Builders move in on Coalpit Heath farm after planning fight
WORK is underway to build a housing development at a Coalpit Heath site after a long planning battle.
Barratt Homes has started building 204 new homes in Coalpit Heath on land which was previously part of Woodlands Farm, owned by the author Dick King-Smith.
The development has been named Blackberry Park by the company.
South Gloucestershire Council originally refused proposals for a larger development of 380 houses, following a major campaign against it. There were nearly 300 letters of objection, opposition from the campaign group VALID (Villagers Against Local Intended Development) and from both Frampton Cotterell and Westerleigh parish councils.
A smaller outline plan for up to 215 homes was then submitted by the developer and this was rejected by planners in the summer of 2017. The company took the case to appeal and it was heard last year, with Mr King-Smith’s children adding their voices to the argument for keeping the land in its original state.
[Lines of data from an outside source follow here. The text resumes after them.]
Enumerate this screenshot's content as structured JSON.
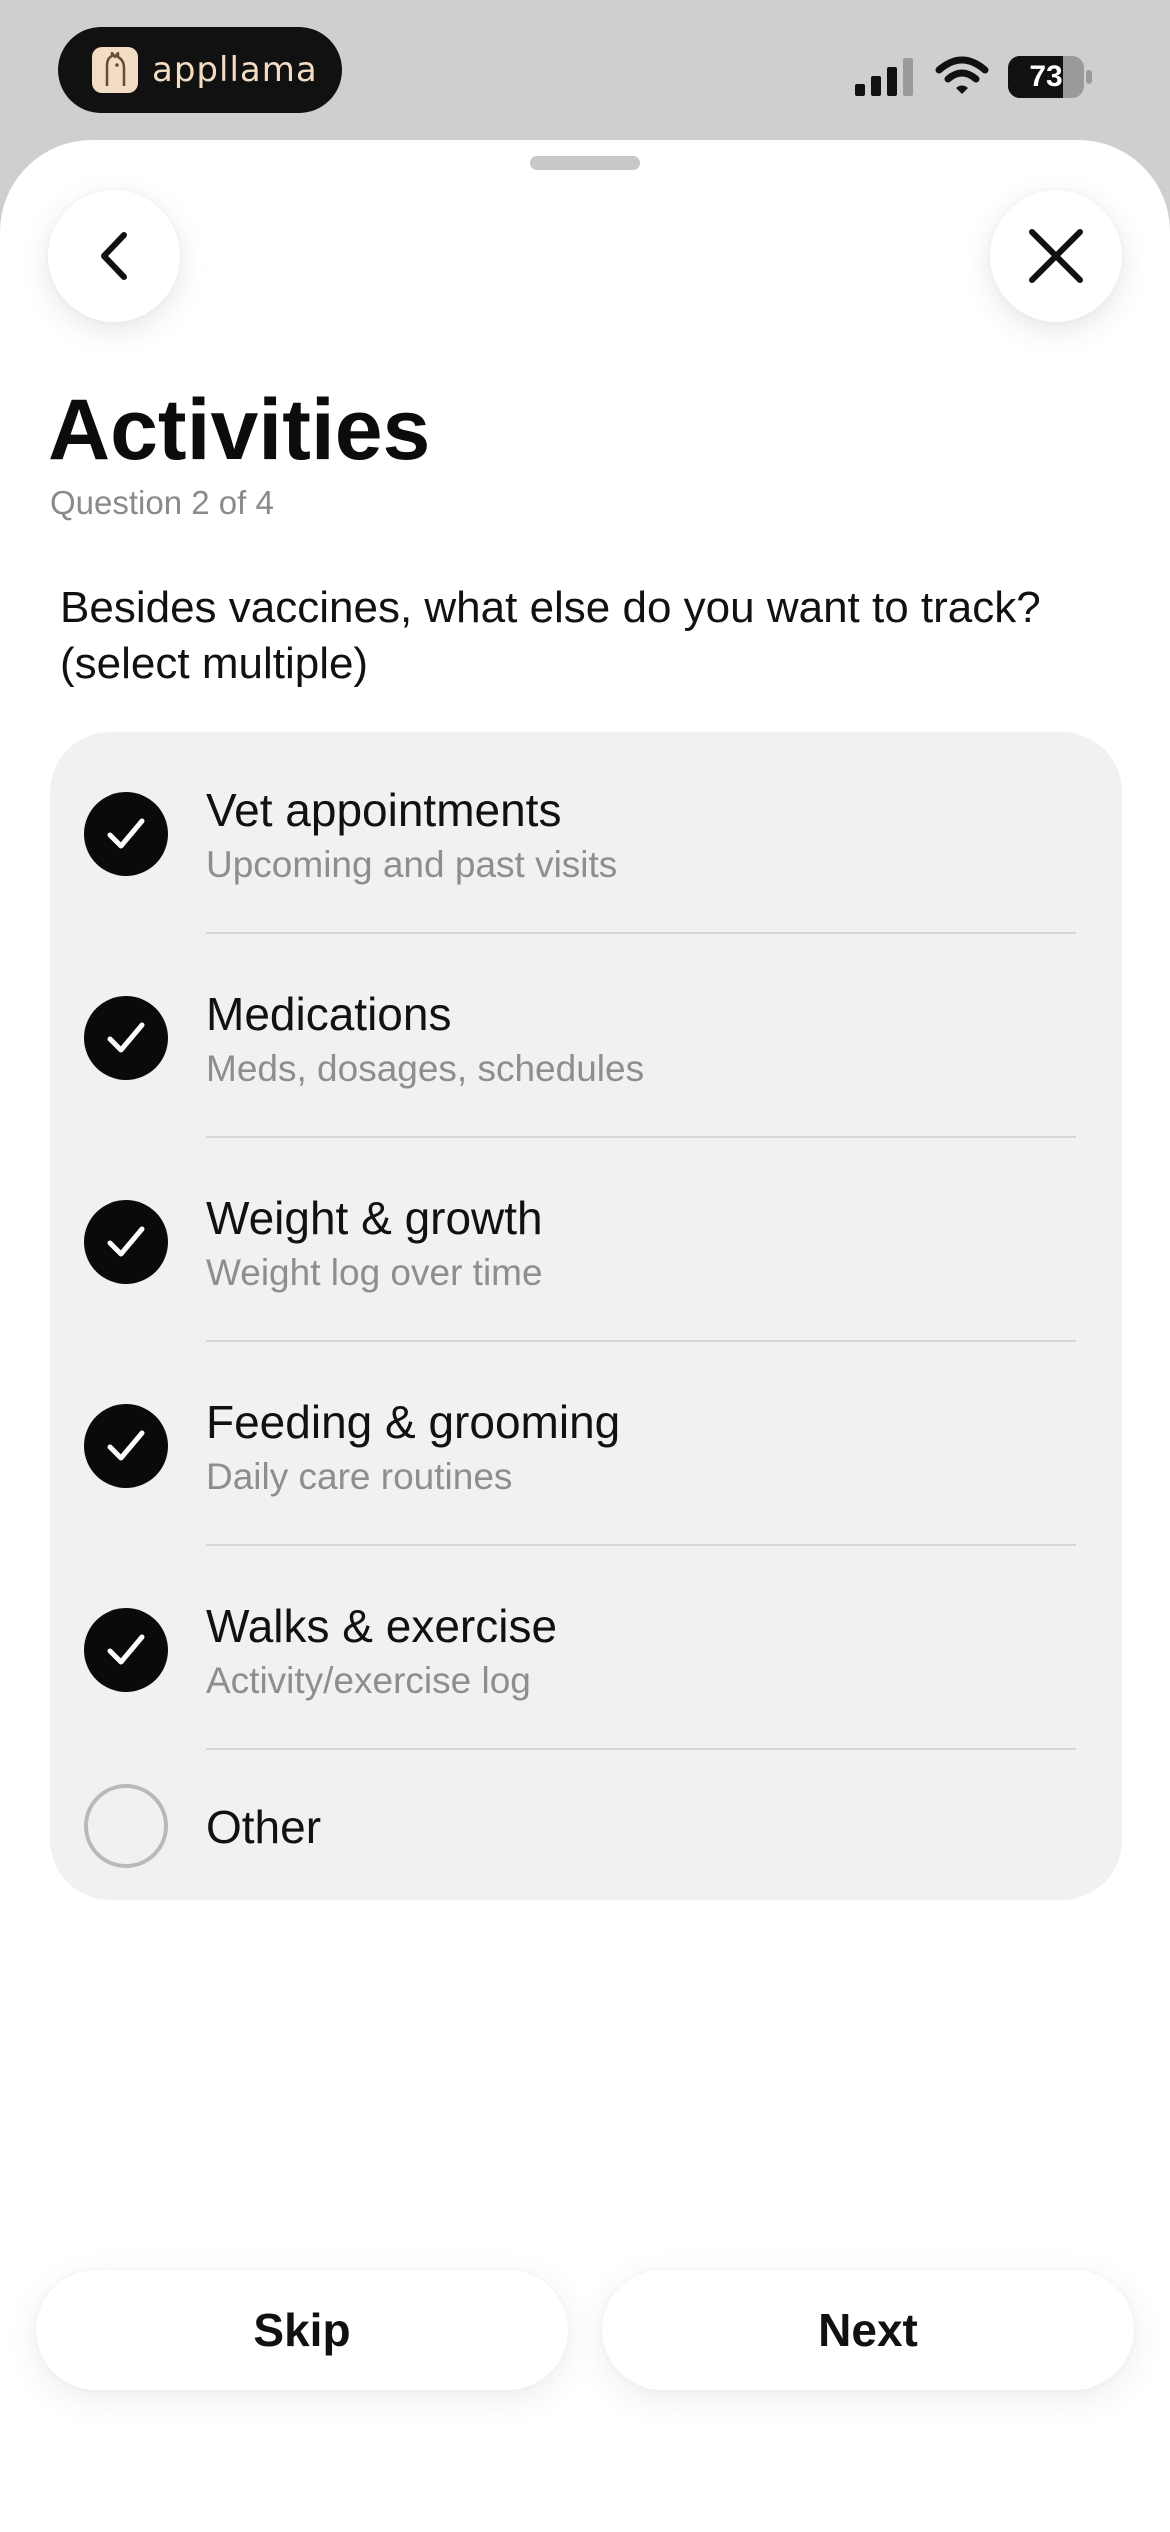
{
  "status_bar": {
    "brand": "appllama",
    "battery_level": "73",
    "battery_fraction": 0.73,
    "icons": [
      "cellular-signal-icon",
      "wifi-icon",
      "battery-icon"
    ]
  },
  "header": {
    "back_icon": "chevron-left-icon",
    "close_icon": "close-icon"
  },
  "page": {
    "title": "Activities",
    "subtitle": "Question 2 of 4",
    "question": "Besides vaccines, what else do you want to track? (select multiple)"
  },
  "options": [
    {
      "label": "Vet appointments",
      "description": "Upcoming and past visits",
      "checked": true
    },
    {
      "label": "Medications",
      "description": "Meds, dosages, schedules",
      "checked": true
    },
    {
      "label": "Weight & growth",
      "description": "Weight log over time",
      "checked": true
    },
    {
      "label": "Feeding & grooming",
      "description": "Daily care routines",
      "checked": true
    },
    {
      "label": "Walks & exercise",
      "description": "Activity/exercise log",
      "checked": true
    },
    {
      "label": "Other",
      "description": "",
      "checked": false
    }
  ],
  "footer": {
    "skip_label": "Skip",
    "next_label": "Next"
  },
  "colors": {
    "checked": "#0a0a0a",
    "card_background": "#f1f1f1",
    "secondary_text": "#8e8e8e"
  }
}
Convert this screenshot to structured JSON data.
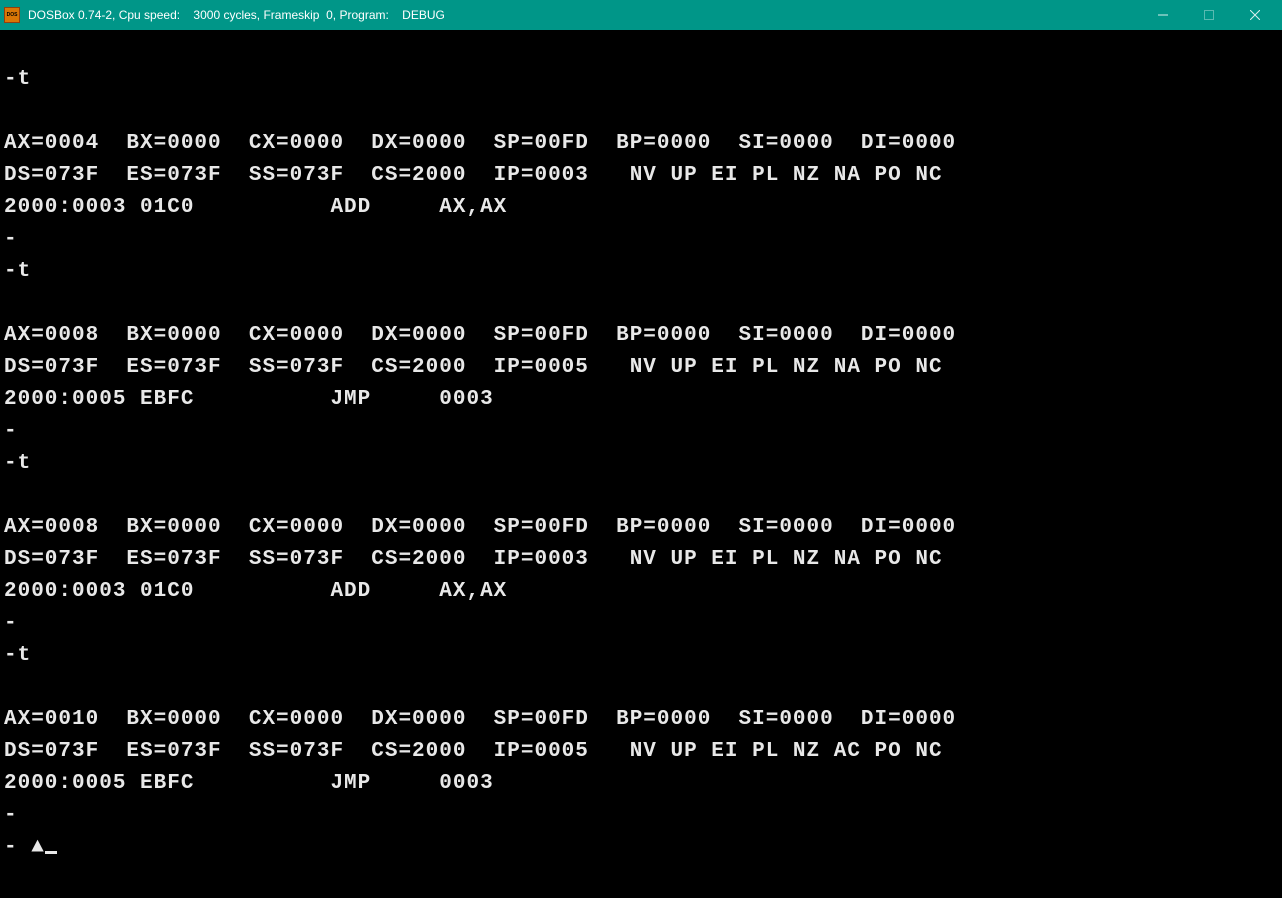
{
  "window": {
    "title": "DOSBox 0.74-2, Cpu speed:    3000 cycles, Frameskip  0, Program:    DEBUG"
  },
  "traces": [
    {
      "prompt": "-t",
      "regs1": "AX=0004  BX=0000  CX=0000  DX=0000  SP=00FD  BP=0000  SI=0000  DI=0000",
      "regs2": "DS=073F  ES=073F  SS=073F  CS=2000  IP=0003   NV UP EI PL NZ NA PO NC",
      "disasm": "2000:0003 01C0          ADD     AX,AX"
    },
    {
      "prompt": "-t",
      "regs1": "AX=0008  BX=0000  CX=0000  DX=0000  SP=00FD  BP=0000  SI=0000  DI=0000",
      "regs2": "DS=073F  ES=073F  SS=073F  CS=2000  IP=0005   NV UP EI PL NZ NA PO NC",
      "disasm": "2000:0005 EBFC          JMP     0003"
    },
    {
      "prompt": "-t",
      "regs1": "AX=0008  BX=0000  CX=0000  DX=0000  SP=00FD  BP=0000  SI=0000  DI=0000",
      "regs2": "DS=073F  ES=073F  SS=073F  CS=2000  IP=0003   NV UP EI PL NZ NA PO NC",
      "disasm": "2000:0003 01C0          ADD     AX,AX"
    },
    {
      "prompt": "-t",
      "regs1": "AX=0010  BX=0000  CX=0000  DX=0000  SP=00FD  BP=0000  SI=0000  DI=0000",
      "regs2": "DS=073F  ES=073F  SS=073F  CS=2000  IP=0005   NV UP EI PL NZ AC PO NC",
      "disasm": "2000:0005 EBFC          JMP     0003"
    }
  ],
  "final_prompt": "- ▲"
}
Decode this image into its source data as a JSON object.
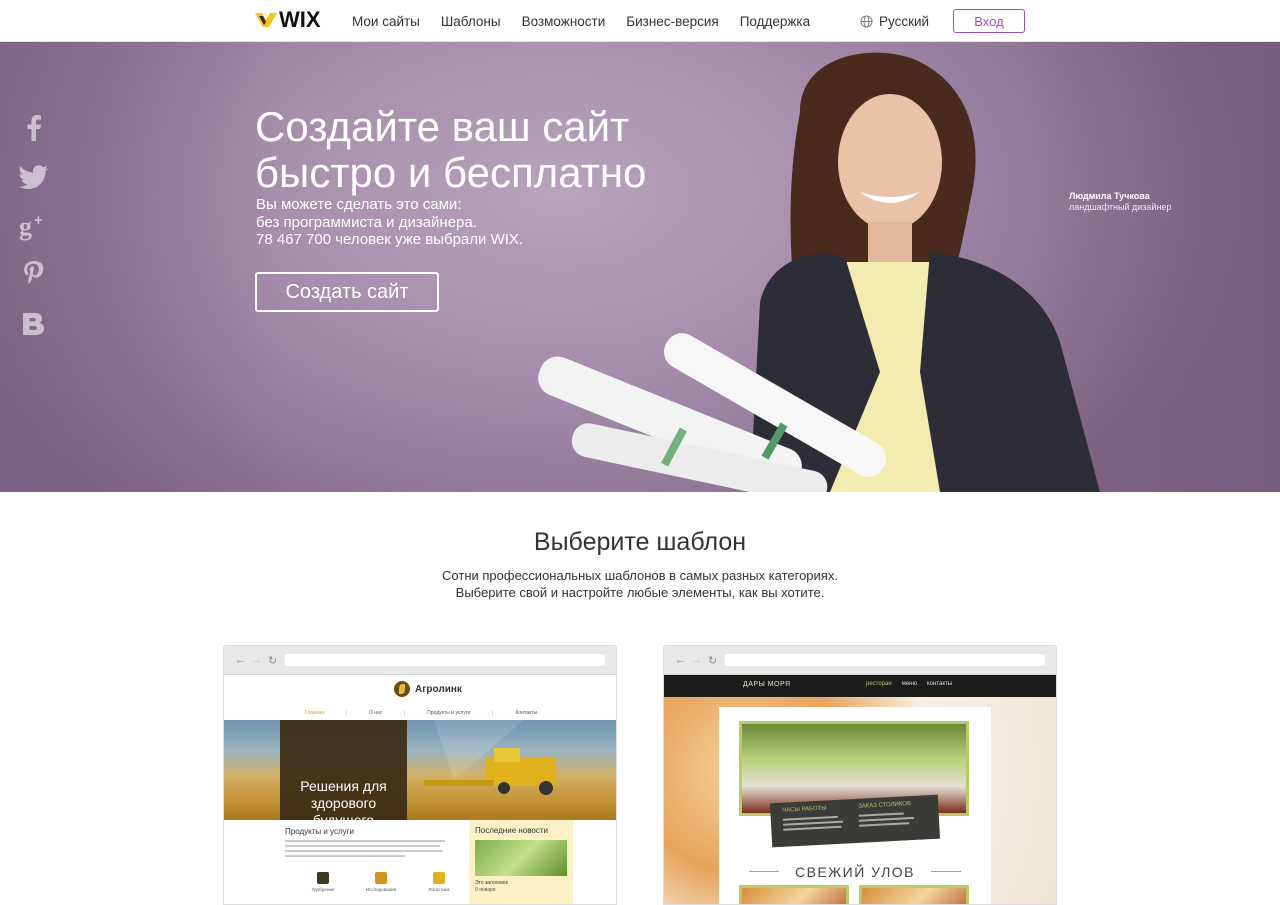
{
  "nav": {
    "logo": "WIX",
    "links": [
      "Мои сайты",
      "Шаблоны",
      "Возможности",
      "Бизнес-версия",
      "Поддержка"
    ],
    "language": "Русский",
    "login": "Вход"
  },
  "social": [
    "facebook-icon",
    "twitter-icon",
    "google-plus-icon",
    "pinterest-icon",
    "vk-icon"
  ],
  "hero": {
    "title_lines": [
      "Создайте ваш сайт",
      "быстро и бесплатно"
    ],
    "subtitle_lines": [
      "Вы можете сделать это сами:",
      "без программиста и дизайнера.",
      "78 467 700 человек уже выбрали WIX."
    ],
    "cta": "Создать сайт",
    "person_name": "Людмила Тучкова",
    "person_role": "ландшафтный дизайнер"
  },
  "templates": {
    "title": "Выберите шаблон",
    "subtitle_lines": [
      "Сотни профессиональных шаблонов в самых разных категориях.",
      "Выберите свой и настройте любые элементы, как вы хотите."
    ],
    "agro": {
      "name": "Агролинк",
      "menu": [
        "Главная",
        "О нас",
        "Продукты и услуги",
        "Контакты"
      ],
      "banner_lines": [
        "Решения для здорового",
        "будущего"
      ],
      "products_title": "Продукты и услуги",
      "icons": [
        "Удобрения",
        "Исследования",
        "Логистика"
      ],
      "news_title": "Последние новости",
      "news_heading": "Это заголовок",
      "news_date": "9 января"
    },
    "restaurant": {
      "name": "ДАРЫ МОРЯ",
      "menu": [
        "ресторан",
        "меню",
        "контакты"
      ],
      "hours_title": "ЧАСЫ РАБОТЫ",
      "order_title": "ЗАКАЗ СТОЛИКОВ",
      "catch": "СВЕЖИЙ УЛОВ"
    }
  },
  "colors": {
    "accent": "#a04fb8",
    "hero_bg": "#a58cab",
    "logo_yellow": "#f5c518"
  }
}
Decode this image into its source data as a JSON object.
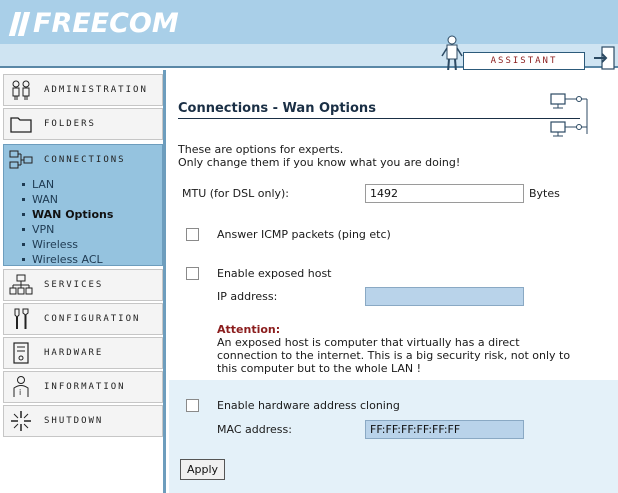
{
  "brand": {
    "logo_text": "FREECOM"
  },
  "header": {
    "assistant_label": "ASSISTANT"
  },
  "sidebar": {
    "items": [
      {
        "label": "ADMINISTRATION",
        "icon": "users-icon"
      },
      {
        "label": "FOLDERS",
        "icon": "folder-icon"
      },
      {
        "label": "CONNECTIONS",
        "icon": "network-icon"
      },
      {
        "label": "SERVICES",
        "icon": "services-icon"
      },
      {
        "label": "CONFIGURATION",
        "icon": "tools-icon"
      },
      {
        "label": "HARDWARE",
        "icon": "hardware-icon"
      },
      {
        "label": "INFORMATION",
        "icon": "info-person-icon"
      },
      {
        "label": "SHUTDOWN",
        "icon": "power-icon"
      }
    ],
    "sub_items": [
      "LAN",
      "WAN",
      "WAN Options",
      "VPN",
      "Wireless",
      "Wireless ACL"
    ],
    "current_sub": "WAN Options"
  },
  "page": {
    "title": "Connections - Wan Options",
    "intro_line1": "These are options for experts.",
    "intro_line2": "Only change them if you know what you are doing!"
  },
  "form": {
    "mtu_label": "MTU (for DSL only):",
    "mtu_value": "1492",
    "mtu_unit": "Bytes",
    "icmp_label": "Answer ICMP packets (ping etc)",
    "icmp_checked": false,
    "exposed_label": "Enable exposed host",
    "exposed_checked": false,
    "ip_label": "IP address:",
    "ip_value": "",
    "attention_title": "Attention:",
    "attention_text": "An exposed host is computer that virtually has a direct connection to the internet. This is a big security risk, not only to this computer but to the whole LAN !",
    "clone_label": "Enable hardware address cloning",
    "clone_checked": false,
    "mac_label": "MAC address:",
    "mac_value": "FF:FF:FF:FF:FF:FF",
    "apply_label": "Apply"
  },
  "colors": {
    "accent": "#a9cfe8",
    "active_nav": "#95c3df",
    "attention": "#8b1d1d"
  }
}
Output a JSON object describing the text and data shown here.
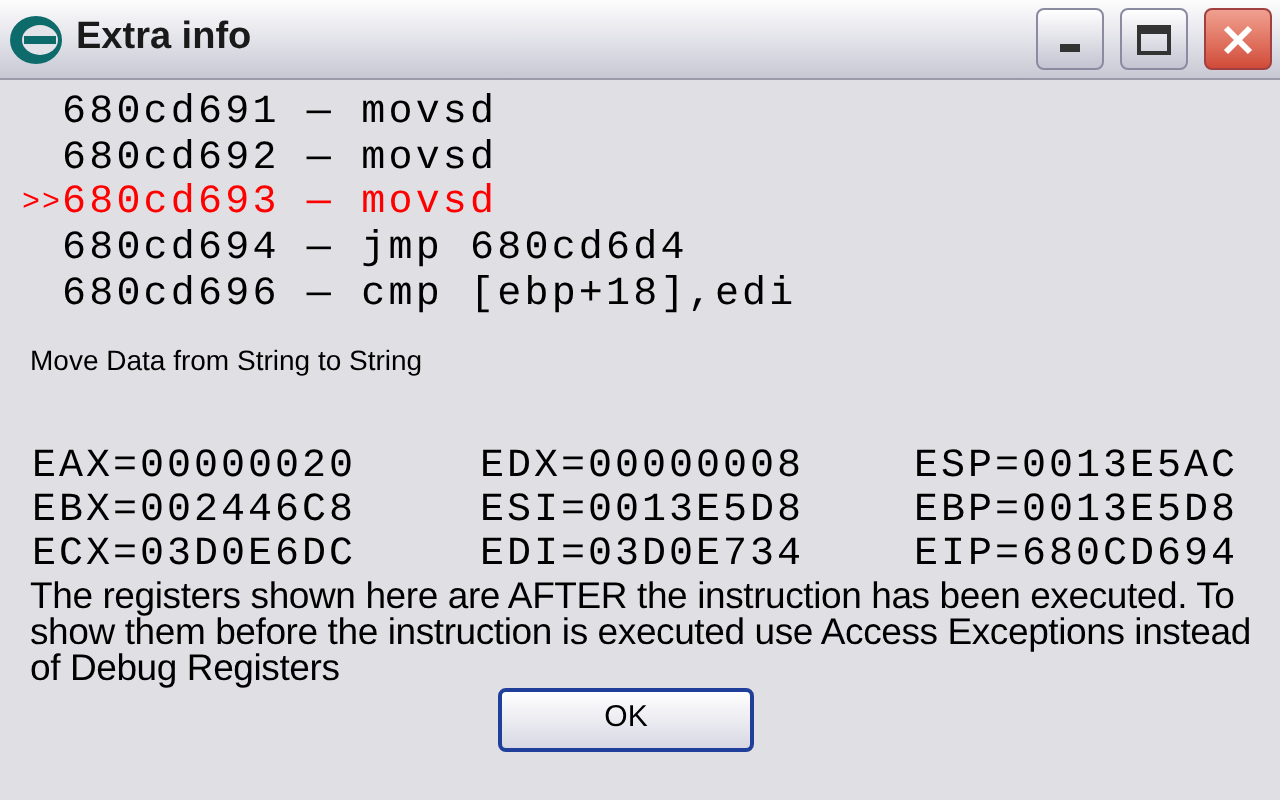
{
  "window": {
    "title": "Extra info"
  },
  "current_marker": ">>",
  "instructions": [
    {
      "text": "680cd691 — movsd",
      "selected": false
    },
    {
      "text": "680cd692 — movsd",
      "selected": false
    },
    {
      "text": "680cd693 — movsd",
      "selected": true
    },
    {
      "text": "680cd694 — jmp 680cd6d4",
      "selected": false
    },
    {
      "text": "680cd696 — cmp [ebp+18],edi",
      "selected": false
    }
  ],
  "description": "Move Data from String to String",
  "registers": [
    [
      "EAX=00000020",
      "EDX=00000008",
      "ESP=0013E5AC"
    ],
    [
      "EBX=002446C8",
      "ESI=0013E5D8",
      "EBP=0013E5D8"
    ],
    [
      "ECX=03D0E6DC",
      "EDI=03D0E734",
      "EIP=680CD694"
    ]
  ],
  "note": "The registers shown here are AFTER the instruction has been executed. To show them before the instruction is executed use Access Exceptions instead of Debug Registers",
  "buttons": [
    "OK"
  ]
}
A government planning inspector ruled in the developer’s favour.
Barratt was given detailed permission for a 204-home development in June and is now building two, three and four-bedroomed homes to appeal to what a spokesperson described as a ‘whole host of lifestyles’.
Temporary traffic lights have been installed near the access to the site off Park Lane.
The company said it has had a ‘high level’ of interest from people wishing to move to the Coalpit Heath area, and expects demand to rise further.
It will be revealing the asking prices for homes on the development later in the autumn.
Sales Director Andrea Pilgrim said: “This is great news for people wishing to settle in this sought-after area. We know demand for homes here is high, and we’re also pleased to be bringing jobs and new homes to people in the area.”
Barratt says the development will create 600 jobs over its course.
Andrea added: “The designs are very much in keeping with this picturesque area.”
The developers have promised to introduce allotments and community orchards, with hedgerows and ‘green street scenes’.
Mr King-Smith, above, who died in 2011, lived at Woodlands Farm from 1948 to 1962 and was inspired by the landscape around him, which featured in many of his novels. One of the most famous was The Sheep-Pig, which became the Oscar nominated film Babe.
The June council planning meeting heard objections to the plans on the grounds of road safety concerns, a lack of local infrastructure, loss of green land and the impact on wildlife.
But an officer told councillors that the layout and design of the homes was "acceptable" and their location was "reasonable".
A council landscape officer raised concerns about a lack of trees in rear gardens and on the avenue into the site but councillors were told were 185 mature trees on the site.